Then there's the critical aspect of YHLQMDLG, which has received more acclaim than many of the English albums nominated for this year's major awards. The album was considered so pivotal that it earned Bad Bunny a spot on the cover of Rolling Stone, along with inclusion on countless year-end lists from Uproxx, Esquire, and others. Even Pitchfork, American music's notoriously choosy watchdog, deemed it worthy of an 8.5 out of 10 rating, ranking it above Taylor Swift's Folklore and Dua Lipa's Future Nostalgia, two of the most-nominated albums at the upcoming Grammys. In the recent past, universally acclaimed albums like Beyoncé's Lemonade and Kendrick Lamar's DAMN. famously didn't win Album of the Year, but they were at least nominated for the top prize. So why did the Academy overlook YHLQMDLG?
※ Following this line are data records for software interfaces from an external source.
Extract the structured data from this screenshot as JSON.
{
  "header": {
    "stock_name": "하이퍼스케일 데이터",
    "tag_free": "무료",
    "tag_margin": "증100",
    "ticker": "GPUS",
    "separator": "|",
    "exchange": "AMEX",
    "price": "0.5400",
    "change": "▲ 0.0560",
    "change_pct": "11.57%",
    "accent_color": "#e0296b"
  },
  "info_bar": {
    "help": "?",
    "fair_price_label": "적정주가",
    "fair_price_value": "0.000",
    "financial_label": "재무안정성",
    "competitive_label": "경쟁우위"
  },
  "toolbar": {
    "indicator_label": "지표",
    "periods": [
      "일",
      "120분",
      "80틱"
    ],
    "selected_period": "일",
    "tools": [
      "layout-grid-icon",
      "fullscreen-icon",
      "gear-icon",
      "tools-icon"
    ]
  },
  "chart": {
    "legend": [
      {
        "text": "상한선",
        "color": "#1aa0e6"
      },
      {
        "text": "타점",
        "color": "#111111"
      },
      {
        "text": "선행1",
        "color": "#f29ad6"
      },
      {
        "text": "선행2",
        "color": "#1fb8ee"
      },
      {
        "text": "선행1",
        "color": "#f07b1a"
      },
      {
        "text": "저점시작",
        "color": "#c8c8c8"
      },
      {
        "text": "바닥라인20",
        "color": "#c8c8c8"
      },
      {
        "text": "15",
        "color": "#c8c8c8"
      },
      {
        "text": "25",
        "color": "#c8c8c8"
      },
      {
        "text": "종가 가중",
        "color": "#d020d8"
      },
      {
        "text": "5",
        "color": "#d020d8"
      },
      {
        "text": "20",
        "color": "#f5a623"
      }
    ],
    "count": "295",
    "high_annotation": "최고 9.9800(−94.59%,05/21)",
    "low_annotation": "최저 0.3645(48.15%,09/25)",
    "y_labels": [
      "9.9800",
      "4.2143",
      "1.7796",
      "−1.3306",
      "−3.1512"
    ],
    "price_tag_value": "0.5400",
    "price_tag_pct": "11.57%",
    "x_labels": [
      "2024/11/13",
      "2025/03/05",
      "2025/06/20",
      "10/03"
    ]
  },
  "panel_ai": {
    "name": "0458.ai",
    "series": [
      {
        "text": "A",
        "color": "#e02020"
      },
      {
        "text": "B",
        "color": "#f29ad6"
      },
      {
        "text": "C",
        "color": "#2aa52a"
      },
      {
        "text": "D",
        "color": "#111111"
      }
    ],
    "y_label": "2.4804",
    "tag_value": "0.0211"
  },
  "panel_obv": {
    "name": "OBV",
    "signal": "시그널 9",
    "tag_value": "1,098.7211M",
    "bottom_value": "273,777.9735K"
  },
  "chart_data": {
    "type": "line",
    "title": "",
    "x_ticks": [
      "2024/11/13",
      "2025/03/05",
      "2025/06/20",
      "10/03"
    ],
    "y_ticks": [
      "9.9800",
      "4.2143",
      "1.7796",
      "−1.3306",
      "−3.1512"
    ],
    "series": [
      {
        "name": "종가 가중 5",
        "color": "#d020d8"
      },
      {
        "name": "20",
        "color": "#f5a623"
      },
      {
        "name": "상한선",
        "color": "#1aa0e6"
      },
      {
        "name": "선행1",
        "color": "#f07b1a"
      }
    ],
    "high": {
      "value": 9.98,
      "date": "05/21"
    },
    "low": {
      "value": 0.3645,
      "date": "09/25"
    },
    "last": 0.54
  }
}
Bad Bunny has fulfilled every prerequisite and checked every box on his path toward superstardom. YHLQMDLG flows from opening ballad "Si Veo a Tu Mamá" into vigorous club tracks with ease, sprinkling in nods to heavy metal with "Hablamos Mañana" and electropop influences on "Soliá." The 26-year-old even goes so far as to lecture listeners on the importance of consent in "Yo Perreo Sola." He closes out the 20-song album with a thank-you note to fans on "<3," toeing the line between singing and rapping as he reflects on the revolutionary career he's built with our help.

The album is a globally-minded triumph that spans genres, pays homage to reggaeton's OGs, and resonates even with those who don't understand its lyrics. But the problem isn't that some fans can't understand Bad Bunny; it's that the Recording Academy is overlooking a language plenty of people in this country do understand. If all the boundaries YHLQMDLG has broken still aren't enough for the Grammys, it's hard not to wonder whether Spanish-speaking artists, even those who reside in this country, will ever receive their due diligence in the United States.

After finishing my first full listen of El Último Tour Del Mundo last week, I came to a strange realization about my country's relationship with non-English arts. I recalled the historic decision made at the 2020 Oscars to award Korean film Parasite the title of Best Picture, and thought back further, still, to 2019, when the Spanish-language Roma received an unprecedented nine Oscar nominations, taking home a total of three. Both movies deserved all the recognition they received and more, but they forced me to reflect: With everyone from the film Academy to ordinary Americans embracing entertainment in other languages, what excuse could the Grammys possibly have for lagging behind?